## Material for this exercise
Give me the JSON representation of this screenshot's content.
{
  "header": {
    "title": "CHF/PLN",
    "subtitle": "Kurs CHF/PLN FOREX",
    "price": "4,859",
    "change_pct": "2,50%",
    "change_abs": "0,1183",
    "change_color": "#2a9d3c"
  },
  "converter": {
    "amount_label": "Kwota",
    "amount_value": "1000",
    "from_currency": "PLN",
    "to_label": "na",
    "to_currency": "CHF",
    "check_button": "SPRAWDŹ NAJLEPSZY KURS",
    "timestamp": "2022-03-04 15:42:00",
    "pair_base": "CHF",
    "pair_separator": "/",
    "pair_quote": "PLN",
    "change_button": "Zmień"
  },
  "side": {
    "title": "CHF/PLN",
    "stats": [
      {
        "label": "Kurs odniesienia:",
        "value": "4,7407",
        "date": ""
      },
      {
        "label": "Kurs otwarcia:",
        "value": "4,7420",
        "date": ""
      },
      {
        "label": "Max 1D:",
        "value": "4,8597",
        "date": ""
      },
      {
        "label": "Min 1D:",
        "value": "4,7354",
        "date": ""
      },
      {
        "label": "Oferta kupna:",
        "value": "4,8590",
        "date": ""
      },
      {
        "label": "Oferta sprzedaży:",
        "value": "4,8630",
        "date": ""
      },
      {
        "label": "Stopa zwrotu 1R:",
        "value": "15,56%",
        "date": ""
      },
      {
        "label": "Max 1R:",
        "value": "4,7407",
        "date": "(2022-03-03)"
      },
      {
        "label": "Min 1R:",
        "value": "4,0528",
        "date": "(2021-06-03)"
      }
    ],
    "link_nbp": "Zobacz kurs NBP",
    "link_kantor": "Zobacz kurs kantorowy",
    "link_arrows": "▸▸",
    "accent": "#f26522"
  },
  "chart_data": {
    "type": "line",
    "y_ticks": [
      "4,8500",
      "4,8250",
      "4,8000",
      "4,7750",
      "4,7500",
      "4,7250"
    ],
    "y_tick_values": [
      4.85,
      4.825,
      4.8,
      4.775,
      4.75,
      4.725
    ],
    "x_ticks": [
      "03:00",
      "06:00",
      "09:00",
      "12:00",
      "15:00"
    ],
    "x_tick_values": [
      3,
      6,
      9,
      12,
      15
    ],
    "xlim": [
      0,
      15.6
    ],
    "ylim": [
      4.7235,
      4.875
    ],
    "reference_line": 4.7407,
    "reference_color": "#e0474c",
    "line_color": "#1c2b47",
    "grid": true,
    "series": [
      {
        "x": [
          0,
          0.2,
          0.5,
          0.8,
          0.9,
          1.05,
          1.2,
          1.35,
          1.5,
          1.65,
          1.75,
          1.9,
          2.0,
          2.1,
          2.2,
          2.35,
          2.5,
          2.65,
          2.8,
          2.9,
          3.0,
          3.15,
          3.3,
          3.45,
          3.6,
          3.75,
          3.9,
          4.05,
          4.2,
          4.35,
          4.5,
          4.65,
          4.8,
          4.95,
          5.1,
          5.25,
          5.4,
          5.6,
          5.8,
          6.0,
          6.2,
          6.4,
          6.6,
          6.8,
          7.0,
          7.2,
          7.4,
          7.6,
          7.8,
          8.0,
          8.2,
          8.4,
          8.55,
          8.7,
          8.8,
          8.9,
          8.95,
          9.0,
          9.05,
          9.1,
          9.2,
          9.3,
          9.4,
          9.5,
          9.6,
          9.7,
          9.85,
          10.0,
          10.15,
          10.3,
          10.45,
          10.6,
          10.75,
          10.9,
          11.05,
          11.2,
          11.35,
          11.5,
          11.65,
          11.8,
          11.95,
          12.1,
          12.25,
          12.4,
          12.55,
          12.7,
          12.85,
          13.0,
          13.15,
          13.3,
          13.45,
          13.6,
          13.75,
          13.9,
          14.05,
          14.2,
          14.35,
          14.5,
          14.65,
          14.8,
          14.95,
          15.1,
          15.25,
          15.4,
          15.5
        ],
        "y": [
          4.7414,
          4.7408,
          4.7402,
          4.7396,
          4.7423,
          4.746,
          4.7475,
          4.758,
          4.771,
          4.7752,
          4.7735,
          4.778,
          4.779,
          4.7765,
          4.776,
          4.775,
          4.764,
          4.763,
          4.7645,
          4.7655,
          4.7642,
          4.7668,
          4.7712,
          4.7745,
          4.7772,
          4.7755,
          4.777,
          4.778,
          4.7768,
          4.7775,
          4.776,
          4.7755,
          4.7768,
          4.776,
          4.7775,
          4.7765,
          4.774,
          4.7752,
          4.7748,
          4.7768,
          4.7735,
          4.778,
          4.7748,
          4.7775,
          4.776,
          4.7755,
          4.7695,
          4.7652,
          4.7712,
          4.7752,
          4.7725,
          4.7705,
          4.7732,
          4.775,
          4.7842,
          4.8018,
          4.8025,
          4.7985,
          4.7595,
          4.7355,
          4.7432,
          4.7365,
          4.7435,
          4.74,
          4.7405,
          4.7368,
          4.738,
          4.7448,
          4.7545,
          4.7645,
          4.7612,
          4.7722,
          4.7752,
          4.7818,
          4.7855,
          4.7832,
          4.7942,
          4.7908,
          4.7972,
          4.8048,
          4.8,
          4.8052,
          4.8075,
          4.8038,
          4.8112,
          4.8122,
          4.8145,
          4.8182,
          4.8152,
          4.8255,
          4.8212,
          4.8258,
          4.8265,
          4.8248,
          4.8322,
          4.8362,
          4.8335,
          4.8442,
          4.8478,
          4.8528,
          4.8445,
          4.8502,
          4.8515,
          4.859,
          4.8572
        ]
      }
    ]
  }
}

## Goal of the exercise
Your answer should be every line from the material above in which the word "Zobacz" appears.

## Answer
    "link_nbp": "Zobacz kurs NBP",
    "link_kantor": "Zobacz kurs kantorowy",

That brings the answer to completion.